Do I Know You?

How do you know if you truly know somebody?

Imagine that you’re a fan of a celebrity, such as an athlete or a movie star. You might know facts or trivia about that person. Perhaps you could name movies or TV shows they starred in or awards they won in their sport. You might even know about their personal life, their background, and their interests. You could know all kinds of information about them, but that doesn’t necessarily equate to a relationship. 

There’s a difference between knowing about somebody and actually knowing somebody. This kind of intimacy is something we only experience in our deepest relationships. While there’s not a universal standard we can point to as the measure of whether or not we know somebody, it often connects back to our sense of someone’s beliefs, values, and priorities. We feel confident that we know our spouse, our children, our family members, and our closest friends because we’re aware of their strongest passions as well as their deepest insecurities. Not only do we know about them, but we know (and are known) by them as well.

The same could be said about our relationship with Jesus. There are many people who claim they know Jesus, but in reality, they don’t have a real relationship with Jesus. They may know something about Jesus, but they lack true connection and intimacy. By the way, Chapter Three of “Not a Fan” by Kyle Idelman is a great resource if you want to explore this concept further.

Jesus alludes to this principle as well when he reaches the final stages of the Sermon on the Mount. Listen to His words in Matthew 7:21-23 (NLT): “Not everyone who calls out to me, ‘Lord! Lord!’ will enter the Kingdom of Heaven. Only those who actually do the will of my Father in heaven will enter. On judgment day many will say to me, ‘Lord! Lord! We prophesied in your name and cast out demons in your name and performed many miracles in your name.’ But I will reply, ‘I never knew you. Get away from me, you who break God’s laws.’”

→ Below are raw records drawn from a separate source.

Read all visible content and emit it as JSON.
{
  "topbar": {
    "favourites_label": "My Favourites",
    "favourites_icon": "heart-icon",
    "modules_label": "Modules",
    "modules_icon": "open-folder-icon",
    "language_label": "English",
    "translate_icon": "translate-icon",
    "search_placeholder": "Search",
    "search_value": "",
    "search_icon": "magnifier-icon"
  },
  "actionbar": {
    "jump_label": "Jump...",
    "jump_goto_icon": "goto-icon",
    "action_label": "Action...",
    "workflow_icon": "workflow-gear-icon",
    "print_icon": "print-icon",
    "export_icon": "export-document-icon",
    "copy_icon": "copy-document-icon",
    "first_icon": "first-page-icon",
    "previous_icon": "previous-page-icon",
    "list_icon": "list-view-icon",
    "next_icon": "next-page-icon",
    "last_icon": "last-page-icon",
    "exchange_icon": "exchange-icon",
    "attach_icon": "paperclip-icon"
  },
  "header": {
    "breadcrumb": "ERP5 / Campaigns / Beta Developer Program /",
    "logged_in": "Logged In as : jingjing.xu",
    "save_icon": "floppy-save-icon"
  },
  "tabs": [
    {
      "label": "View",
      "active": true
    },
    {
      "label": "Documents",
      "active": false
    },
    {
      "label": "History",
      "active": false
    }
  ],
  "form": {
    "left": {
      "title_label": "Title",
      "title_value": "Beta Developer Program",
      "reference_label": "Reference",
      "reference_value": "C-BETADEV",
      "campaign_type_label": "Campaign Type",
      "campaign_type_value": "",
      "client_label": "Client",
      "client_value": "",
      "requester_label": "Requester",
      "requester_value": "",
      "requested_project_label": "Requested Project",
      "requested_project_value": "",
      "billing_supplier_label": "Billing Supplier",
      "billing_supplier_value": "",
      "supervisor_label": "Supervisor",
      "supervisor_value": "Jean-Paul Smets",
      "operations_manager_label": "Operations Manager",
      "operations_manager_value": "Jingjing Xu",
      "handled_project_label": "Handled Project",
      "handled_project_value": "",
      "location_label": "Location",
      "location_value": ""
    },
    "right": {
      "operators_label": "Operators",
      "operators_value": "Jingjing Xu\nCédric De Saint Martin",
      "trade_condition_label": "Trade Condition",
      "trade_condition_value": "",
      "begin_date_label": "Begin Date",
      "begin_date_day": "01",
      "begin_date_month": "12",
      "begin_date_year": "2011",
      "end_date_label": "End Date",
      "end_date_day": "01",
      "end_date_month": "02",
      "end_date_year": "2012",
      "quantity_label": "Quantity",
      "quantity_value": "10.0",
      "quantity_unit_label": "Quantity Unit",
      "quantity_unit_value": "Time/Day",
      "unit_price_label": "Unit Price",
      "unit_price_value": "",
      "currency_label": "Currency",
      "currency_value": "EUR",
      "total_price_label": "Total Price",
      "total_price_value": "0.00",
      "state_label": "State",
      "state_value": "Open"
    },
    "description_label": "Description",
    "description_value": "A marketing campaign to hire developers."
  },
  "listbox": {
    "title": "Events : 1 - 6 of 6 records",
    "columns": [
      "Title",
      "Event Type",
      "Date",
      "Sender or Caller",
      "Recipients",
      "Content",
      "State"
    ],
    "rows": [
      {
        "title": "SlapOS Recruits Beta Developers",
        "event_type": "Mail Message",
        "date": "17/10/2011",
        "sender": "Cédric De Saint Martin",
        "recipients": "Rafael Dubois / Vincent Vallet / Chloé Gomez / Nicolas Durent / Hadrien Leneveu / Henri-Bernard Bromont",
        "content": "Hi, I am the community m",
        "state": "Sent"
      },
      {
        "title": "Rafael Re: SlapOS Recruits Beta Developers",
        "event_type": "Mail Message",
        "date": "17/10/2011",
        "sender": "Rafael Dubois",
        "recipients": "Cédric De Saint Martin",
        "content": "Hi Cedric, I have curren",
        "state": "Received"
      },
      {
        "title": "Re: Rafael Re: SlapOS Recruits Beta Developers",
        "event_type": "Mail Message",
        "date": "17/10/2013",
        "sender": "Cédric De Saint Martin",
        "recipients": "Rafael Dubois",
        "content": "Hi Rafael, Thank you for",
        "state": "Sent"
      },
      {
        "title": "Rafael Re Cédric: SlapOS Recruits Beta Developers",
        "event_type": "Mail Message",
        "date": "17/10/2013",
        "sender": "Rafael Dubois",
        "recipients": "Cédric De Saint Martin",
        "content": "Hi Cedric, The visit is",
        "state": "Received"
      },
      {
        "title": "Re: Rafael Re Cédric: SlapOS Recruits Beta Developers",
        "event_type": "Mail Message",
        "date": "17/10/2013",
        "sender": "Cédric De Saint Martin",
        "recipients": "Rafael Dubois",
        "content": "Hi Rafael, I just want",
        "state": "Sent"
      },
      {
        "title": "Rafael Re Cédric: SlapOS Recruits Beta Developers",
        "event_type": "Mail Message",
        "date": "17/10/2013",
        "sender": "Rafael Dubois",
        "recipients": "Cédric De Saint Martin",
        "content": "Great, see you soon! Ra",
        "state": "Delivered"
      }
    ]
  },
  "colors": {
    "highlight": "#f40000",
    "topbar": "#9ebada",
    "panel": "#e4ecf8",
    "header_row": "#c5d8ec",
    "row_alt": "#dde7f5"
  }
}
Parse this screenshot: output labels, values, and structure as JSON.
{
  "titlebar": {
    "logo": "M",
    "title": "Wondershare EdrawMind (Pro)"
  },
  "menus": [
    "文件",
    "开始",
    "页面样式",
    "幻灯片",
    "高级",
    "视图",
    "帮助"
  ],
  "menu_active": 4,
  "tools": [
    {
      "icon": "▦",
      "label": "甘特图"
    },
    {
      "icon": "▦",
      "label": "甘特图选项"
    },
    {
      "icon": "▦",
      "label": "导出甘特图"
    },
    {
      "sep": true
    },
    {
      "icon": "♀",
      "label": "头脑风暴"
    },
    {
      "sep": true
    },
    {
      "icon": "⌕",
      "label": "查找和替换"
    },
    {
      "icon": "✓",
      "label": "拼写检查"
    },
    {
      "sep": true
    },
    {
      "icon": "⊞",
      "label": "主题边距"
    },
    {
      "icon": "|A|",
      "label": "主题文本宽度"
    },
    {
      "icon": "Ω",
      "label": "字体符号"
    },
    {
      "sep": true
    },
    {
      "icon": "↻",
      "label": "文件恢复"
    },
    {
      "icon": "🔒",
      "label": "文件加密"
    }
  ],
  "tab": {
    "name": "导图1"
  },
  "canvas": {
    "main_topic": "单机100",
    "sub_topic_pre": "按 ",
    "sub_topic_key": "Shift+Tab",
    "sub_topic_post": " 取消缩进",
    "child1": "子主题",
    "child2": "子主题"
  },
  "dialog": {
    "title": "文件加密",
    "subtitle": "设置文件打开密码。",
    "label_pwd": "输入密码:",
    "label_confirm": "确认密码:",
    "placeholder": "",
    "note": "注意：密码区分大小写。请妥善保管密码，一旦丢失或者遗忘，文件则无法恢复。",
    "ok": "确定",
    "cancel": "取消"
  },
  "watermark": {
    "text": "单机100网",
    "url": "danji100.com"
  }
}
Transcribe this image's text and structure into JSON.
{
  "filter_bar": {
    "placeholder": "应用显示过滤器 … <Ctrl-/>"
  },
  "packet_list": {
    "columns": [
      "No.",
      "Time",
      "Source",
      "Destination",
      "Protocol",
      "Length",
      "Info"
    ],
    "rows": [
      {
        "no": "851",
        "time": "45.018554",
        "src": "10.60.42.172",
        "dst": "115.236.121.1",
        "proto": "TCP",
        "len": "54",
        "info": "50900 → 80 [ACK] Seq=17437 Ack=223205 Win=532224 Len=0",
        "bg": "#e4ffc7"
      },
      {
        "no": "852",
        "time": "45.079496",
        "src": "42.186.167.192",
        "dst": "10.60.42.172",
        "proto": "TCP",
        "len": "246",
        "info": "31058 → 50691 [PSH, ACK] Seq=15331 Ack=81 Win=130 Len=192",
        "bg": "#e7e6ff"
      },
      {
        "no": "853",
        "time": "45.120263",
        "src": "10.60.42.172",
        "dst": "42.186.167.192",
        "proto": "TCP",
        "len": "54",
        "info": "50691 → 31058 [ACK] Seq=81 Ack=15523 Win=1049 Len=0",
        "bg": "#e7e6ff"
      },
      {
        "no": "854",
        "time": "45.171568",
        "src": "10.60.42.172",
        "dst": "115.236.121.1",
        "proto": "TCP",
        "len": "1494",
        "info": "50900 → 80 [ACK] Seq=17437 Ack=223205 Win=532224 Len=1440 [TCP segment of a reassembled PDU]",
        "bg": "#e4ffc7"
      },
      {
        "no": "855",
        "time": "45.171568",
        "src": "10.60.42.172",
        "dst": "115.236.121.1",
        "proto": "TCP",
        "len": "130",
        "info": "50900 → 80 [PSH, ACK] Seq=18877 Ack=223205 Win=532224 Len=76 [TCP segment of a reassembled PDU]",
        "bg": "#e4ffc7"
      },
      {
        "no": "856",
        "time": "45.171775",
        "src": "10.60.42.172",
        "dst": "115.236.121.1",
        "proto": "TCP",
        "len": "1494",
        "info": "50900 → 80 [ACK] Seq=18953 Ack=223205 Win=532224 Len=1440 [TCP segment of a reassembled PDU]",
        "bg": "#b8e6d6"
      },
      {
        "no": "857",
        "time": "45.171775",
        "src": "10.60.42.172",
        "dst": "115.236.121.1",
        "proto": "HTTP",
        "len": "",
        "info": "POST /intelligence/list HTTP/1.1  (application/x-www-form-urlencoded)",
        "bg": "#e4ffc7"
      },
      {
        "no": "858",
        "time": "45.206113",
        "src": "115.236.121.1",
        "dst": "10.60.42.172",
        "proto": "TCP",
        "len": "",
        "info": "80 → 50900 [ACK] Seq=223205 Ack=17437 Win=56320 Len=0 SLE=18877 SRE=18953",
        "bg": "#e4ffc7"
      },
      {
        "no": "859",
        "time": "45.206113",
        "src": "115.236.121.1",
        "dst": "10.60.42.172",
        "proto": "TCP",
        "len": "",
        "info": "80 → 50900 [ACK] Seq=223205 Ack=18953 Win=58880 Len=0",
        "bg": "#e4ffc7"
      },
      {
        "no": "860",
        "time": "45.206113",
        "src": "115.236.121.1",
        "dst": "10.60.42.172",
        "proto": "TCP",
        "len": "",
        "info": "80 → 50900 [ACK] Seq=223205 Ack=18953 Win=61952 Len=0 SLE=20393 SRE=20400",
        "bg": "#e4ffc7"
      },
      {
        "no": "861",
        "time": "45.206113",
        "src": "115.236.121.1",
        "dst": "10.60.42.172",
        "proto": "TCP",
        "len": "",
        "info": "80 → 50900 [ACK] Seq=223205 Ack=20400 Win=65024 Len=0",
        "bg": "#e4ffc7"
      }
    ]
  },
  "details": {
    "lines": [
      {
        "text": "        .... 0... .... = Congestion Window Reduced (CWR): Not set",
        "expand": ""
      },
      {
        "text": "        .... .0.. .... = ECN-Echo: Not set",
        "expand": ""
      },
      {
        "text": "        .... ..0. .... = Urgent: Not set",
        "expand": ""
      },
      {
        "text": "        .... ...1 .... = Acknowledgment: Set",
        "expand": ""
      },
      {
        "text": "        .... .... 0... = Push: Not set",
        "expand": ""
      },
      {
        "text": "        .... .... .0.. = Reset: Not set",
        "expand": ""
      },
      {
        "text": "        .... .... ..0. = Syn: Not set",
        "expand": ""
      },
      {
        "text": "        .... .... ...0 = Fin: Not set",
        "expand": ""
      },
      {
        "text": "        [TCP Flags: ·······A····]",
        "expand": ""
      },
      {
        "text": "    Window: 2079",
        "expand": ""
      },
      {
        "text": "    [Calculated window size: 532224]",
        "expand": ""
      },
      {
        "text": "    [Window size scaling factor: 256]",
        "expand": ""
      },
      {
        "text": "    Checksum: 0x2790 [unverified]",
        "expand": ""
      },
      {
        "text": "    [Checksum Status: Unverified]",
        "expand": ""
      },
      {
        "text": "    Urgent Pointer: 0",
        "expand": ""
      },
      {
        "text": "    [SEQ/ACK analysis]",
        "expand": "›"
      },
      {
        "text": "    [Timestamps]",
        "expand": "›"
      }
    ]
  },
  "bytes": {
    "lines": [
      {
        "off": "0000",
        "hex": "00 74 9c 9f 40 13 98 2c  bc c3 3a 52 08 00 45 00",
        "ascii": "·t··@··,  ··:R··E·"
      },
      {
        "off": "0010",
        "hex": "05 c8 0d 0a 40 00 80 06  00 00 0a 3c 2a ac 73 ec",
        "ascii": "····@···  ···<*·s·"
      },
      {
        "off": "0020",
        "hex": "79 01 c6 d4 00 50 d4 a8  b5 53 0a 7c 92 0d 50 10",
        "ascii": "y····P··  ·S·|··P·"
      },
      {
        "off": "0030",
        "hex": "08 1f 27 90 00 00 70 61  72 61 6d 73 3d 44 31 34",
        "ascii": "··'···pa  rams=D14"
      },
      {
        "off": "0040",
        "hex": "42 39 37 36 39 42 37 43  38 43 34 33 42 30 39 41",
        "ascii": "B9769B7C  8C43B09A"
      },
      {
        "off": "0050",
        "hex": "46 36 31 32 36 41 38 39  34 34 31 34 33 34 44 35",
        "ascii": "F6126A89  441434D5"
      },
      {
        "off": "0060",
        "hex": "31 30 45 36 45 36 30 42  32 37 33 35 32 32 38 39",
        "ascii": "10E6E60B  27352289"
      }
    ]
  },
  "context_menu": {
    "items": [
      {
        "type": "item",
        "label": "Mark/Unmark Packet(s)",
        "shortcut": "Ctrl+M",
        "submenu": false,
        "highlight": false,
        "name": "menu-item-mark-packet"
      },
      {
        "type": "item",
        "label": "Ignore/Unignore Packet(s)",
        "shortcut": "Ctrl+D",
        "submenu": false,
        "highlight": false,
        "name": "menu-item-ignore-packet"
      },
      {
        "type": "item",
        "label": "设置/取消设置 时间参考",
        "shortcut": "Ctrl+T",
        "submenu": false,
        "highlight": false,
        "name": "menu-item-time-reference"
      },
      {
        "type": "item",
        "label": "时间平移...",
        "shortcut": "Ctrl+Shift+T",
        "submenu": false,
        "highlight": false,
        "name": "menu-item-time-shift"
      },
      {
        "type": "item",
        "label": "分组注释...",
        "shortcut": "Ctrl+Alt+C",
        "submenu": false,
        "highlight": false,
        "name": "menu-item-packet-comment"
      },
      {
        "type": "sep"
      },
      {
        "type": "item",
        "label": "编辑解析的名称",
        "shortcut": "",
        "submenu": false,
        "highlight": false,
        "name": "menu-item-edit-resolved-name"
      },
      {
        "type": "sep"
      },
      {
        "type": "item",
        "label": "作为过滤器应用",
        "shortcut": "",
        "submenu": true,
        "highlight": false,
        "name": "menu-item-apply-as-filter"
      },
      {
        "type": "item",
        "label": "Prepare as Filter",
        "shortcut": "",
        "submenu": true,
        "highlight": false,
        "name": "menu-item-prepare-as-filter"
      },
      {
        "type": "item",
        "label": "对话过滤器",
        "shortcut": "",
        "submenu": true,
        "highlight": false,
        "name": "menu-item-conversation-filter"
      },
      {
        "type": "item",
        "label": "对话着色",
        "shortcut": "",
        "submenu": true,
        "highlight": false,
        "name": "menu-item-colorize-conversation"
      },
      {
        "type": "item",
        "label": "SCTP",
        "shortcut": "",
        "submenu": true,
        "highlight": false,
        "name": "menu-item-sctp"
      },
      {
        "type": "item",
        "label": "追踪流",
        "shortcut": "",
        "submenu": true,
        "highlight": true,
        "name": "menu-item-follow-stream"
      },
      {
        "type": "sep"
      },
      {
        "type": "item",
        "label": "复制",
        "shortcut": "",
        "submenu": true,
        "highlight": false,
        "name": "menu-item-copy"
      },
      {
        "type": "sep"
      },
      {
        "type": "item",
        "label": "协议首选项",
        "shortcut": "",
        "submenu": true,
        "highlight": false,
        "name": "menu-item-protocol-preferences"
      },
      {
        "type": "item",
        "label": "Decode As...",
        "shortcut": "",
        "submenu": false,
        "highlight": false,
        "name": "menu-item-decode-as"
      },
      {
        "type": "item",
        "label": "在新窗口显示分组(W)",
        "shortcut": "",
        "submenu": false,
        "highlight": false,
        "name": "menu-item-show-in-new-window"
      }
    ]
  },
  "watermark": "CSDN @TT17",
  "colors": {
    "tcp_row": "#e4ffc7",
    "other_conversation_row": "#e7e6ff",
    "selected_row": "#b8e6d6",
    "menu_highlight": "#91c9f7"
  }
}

At first glance, this teaching sounds harsh. How could Jesus turn away people who did so many seemingly wonderful things in God’s name? While we could appeal to God’s status as supreme ruler and creator of the world and His ability to do whatever he pleases (and we wouldn’t be wrong), I’d like to take a different approach here. 

Throughout the Sermon on the Mount, we’ve seen Jesus constantly highlight the importance of the state of our hearts. In Jesus’ eyes, what we do doesn’t matter if it’s not driven by what we believe and what we value. Furthermore, as we think back to where we started in this particular post, we recognize that Jesus cares more about His people investing in a deep and meaningful relationship with Him than about simply doing things out of an attempt to earn salvation or gain prestige and honor in God’s eyes. 

If we invest our primary focus and energy into our relationship with Jesus, righteous living will naturally follow. However, if we try to skip ahead to doing the right thing before we take time to sit at the feet of Jesus and enjoy His presence, we are missing out on what Jesus wants most for us. Don’t be the person who knows about Jesus but doesn’t truly know Jesus.